  abstract     = {In trees, stem diameter variations are related to changes in stem water content, because internally stored water is depleted and replenished over a day. To confirm this relationship, non-invasive magnetic resonance imaging (MRI) was combined with point dendrometer measurements in three actively transpiring oak (Quercus robur L.) trees. Two of these oak trees were girdled to study the stem increment above the girdling zone. MRI images and micrographs of stem cross-sections revealed a close link between the water distribution and the anatomical features of the stem. Stem tissues with the highest amount of water were physiologically the most active ones, being the youngest differentiating xylem cells, the cambium and the youngest differentiating and conductive phloem cells. Daily changes in stem diameter corresponded well with the simultaneously MRI-measured amount of water, confirming their strong interdependence. MRI images also revealed that the amount of water in the elastic bark tissues, excluding cambium and the youngest phloem, contributed most to the daily stem diameter changes. After bark removal, an additional increase in stem diameter was measured above the girdle. This increase was attributed not only to the cambial production of new cells, but also to swelling of existing bark cells. In conclusion, the comparison of MRI and dendrometer measurements confirmed previous interpretations and applications of dendrometers and illustrates the additional and complementary information MRI can reveal regarding water relations in plants.},
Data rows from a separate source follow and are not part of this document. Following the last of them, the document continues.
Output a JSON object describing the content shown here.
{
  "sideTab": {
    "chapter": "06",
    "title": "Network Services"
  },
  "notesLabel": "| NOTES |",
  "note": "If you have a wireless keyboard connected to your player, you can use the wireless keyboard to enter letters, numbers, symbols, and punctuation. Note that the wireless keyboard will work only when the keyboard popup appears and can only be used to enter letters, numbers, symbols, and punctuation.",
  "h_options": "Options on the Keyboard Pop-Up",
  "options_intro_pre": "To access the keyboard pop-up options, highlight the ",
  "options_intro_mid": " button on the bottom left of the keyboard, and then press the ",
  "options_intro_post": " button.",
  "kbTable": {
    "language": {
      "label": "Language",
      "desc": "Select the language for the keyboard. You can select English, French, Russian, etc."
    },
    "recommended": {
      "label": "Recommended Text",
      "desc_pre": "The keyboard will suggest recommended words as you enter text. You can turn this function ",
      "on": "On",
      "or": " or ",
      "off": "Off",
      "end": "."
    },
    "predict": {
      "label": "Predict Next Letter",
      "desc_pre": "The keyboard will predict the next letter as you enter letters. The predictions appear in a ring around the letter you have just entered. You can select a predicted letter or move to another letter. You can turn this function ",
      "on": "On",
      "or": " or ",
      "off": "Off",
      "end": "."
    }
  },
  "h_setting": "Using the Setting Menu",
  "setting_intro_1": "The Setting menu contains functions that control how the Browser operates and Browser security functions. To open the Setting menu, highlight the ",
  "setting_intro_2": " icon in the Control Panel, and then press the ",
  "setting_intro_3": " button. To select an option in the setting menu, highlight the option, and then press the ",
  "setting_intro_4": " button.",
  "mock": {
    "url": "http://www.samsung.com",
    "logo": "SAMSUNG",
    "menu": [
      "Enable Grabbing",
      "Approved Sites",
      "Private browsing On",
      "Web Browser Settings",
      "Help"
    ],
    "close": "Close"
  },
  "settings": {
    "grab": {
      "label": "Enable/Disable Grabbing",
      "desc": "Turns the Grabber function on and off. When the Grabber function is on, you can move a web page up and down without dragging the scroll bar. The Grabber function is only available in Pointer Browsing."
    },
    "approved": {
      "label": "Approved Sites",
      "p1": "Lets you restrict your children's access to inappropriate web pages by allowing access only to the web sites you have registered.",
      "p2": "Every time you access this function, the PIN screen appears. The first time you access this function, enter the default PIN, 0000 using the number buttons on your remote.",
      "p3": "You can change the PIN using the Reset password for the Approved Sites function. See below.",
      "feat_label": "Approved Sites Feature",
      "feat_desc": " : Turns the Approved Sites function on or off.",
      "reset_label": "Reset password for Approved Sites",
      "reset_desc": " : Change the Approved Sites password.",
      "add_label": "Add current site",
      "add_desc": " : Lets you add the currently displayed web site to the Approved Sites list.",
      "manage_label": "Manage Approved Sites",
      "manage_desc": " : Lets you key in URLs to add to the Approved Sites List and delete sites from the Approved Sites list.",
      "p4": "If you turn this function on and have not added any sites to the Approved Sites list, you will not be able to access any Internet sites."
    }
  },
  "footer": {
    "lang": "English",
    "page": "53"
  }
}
  author       = {De Schepper, Veerle and van Dusschoten, Dagmar and Copini, Paul and Jahnke, Siegfried and Steppe, Kathy},
  issn         = {0022-0957},
  journal      = {JOURNAL OF EXPERIMENTAL BOTANY},
  keyword      = {stem diameter changes,stem growth,Quercus robur L.,oak,micrograph,MRI,LVDT,Dendrometer,girdling,water,content,xylem,SAP FLOW DYNAMICS,SUGAR-TRANSPORT,DIURNAL CHANGES,RADIUS CHANGES,BEECH TREE,XYLEM FLOW,PHLOEM,LONG,ANATOMY,STORAGE},
  language     = {eng},
  number       = {7},
  pages        = {2645--2653},
  title        = {MRI links stem water content to stem diameter variations in transpiring trees},
  url          = {http://dx.doi.org/10.1093/jxb/err445},
  volume       = {63},
  year         = {2012},
}

Chicago
De Schepper, Veerle, Dagmar van Dusschoten, Paul Copini, Siegfried Jahnke, and Kathy Steppe. 2012. “MRI Links Stem Water Content to Stem Diameter Variations in Transpiring Trees.” Journal of Experimental Botany 63 (7): 2645–2653.
APA
De Schepper, V., van Dusschoten, D., Copini, P., Jahnke, S., & Steppe, K. (2012). MRI links stem water content to stem diameter variations in transpiring trees. JOURNAL OF EXPERIMENTAL BOTANY, 63(7), 2645–2653.
Vancouver
1.
De Schepper V, van Dusschoten D, Copini P, Jahnke S, Steppe K. MRI links stem water content to stem diameter variations in transpiring trees. JOURNAL OF EXPERIMENTAL BOTANY. 2012;63(7):2645–53.
MLA
De Schepper, Veerle, Dagmar van Dusschoten, Paul Copini, et al. “MRI Links Stem Water Content to Stem Diameter Variations in Transpiring Trees.” JOURNAL OF EXPERIMENTAL BOTANY 63.7 (2012): 2645–2653. Print.